  • What’s the ROI of your PR or advertising? How many leads did you make out of it? What was the value of those leads? If you just increased brand awareness/value/sentiment, how do you quantify this?
  • What’s the ROI of your intranet? Has it reduced development time? Has it reduced time to market? Has it helped retain knowledge? If so, how much do you think you’ve saved on the cost of recruiting and training new staff?

Etc

The real problem here is that people have no idea of how their online efforts are doing because a) they don’t measure them and/or b) they never measured them so they have no benchmark. And c) they’re too busy to worry about this anyway.

So, my advice?

I once saw a programme about some men who spent time in a monastery. After several weeks one of them had what he classed as a spiritual experience. He went a bit ‘funny’ and couldn’t quite explain what was going on. The monk he told this to just said, in a very calm, soothing voice: “I wouldn’t bother.”

It felt nice. Nice and reassuring. Calming, some might say. Absolving, even.

So, if you’re worrying about social media, I wouldn’t bother. You’re too busy. It sounds cooooool but really, if I put a strategy together for you, you won’t follow it because you’re too busy.  So I wouldn’t bother. If you want it to do something for you, here, now, then that won’t work because that’s not how it works, so I wouldn’t bother. And if you’re suddenly overly concerned about ROI – which you never were in the past – then, again I wouldn’t bother because if you didn’t measure anything before, you won’t do it now.

There now. Doesn’t that feel better?

TouchGraph | Products: Google Browser

Products: TouchGraph Google Browser

Use this free Java application to explore the connections between related websites.

Try it now! Enter keywords or a URL, and click ‘Graph it!’ See
Getting Started below for more details.

This could be a gloriously irrelevant toy or a hugely useful tool. I’ve only just come across it so I’m not sure. If it works, it could be creating influence maps on the fly for any given topic.
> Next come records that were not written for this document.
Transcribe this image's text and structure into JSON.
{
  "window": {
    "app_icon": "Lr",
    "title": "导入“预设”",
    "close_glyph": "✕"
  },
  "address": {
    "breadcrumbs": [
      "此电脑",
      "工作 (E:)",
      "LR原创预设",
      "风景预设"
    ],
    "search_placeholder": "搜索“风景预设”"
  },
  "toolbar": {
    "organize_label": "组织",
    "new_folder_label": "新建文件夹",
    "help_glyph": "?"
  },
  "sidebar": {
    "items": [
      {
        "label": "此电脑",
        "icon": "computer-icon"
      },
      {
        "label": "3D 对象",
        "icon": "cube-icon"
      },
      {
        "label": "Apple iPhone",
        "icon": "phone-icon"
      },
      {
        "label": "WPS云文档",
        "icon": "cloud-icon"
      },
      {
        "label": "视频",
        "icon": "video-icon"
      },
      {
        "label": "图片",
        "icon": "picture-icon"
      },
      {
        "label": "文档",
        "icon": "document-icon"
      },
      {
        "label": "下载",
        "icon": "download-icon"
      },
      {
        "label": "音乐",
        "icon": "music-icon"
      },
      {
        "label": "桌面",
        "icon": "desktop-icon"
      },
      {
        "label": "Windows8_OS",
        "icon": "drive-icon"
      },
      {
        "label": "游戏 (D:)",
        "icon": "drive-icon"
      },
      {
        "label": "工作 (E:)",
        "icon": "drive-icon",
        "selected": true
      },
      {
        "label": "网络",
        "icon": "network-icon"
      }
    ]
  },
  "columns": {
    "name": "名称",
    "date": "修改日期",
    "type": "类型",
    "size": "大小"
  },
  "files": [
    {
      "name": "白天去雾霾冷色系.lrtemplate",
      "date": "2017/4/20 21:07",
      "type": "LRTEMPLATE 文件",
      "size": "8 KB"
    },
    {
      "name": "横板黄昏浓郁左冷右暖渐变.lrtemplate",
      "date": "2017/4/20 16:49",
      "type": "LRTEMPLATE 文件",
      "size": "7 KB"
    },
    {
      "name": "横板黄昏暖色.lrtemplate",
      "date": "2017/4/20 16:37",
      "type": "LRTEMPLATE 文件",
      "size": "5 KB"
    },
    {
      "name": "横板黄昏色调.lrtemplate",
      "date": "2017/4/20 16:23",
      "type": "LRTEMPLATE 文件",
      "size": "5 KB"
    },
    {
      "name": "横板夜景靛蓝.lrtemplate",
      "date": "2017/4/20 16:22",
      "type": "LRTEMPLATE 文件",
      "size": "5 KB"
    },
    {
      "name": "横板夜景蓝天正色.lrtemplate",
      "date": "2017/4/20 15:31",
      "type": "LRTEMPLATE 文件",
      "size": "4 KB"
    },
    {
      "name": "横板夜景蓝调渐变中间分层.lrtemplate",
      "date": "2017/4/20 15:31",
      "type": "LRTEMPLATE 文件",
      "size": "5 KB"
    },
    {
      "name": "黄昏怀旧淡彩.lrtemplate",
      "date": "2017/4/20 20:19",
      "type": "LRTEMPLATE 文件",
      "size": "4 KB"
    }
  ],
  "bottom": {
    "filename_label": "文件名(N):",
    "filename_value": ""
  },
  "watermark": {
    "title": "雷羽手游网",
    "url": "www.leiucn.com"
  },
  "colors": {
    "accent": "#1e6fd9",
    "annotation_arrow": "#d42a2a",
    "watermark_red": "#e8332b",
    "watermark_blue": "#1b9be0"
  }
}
I just tried it with ‘social media’ and whereas it mosly listed social media sites (eg YouTube, Twitter etc) it did throw up some interesting results. Definitely worth a look, even if you just want to look at the pretty graphics or impress clients with them in Powerpoint presentations.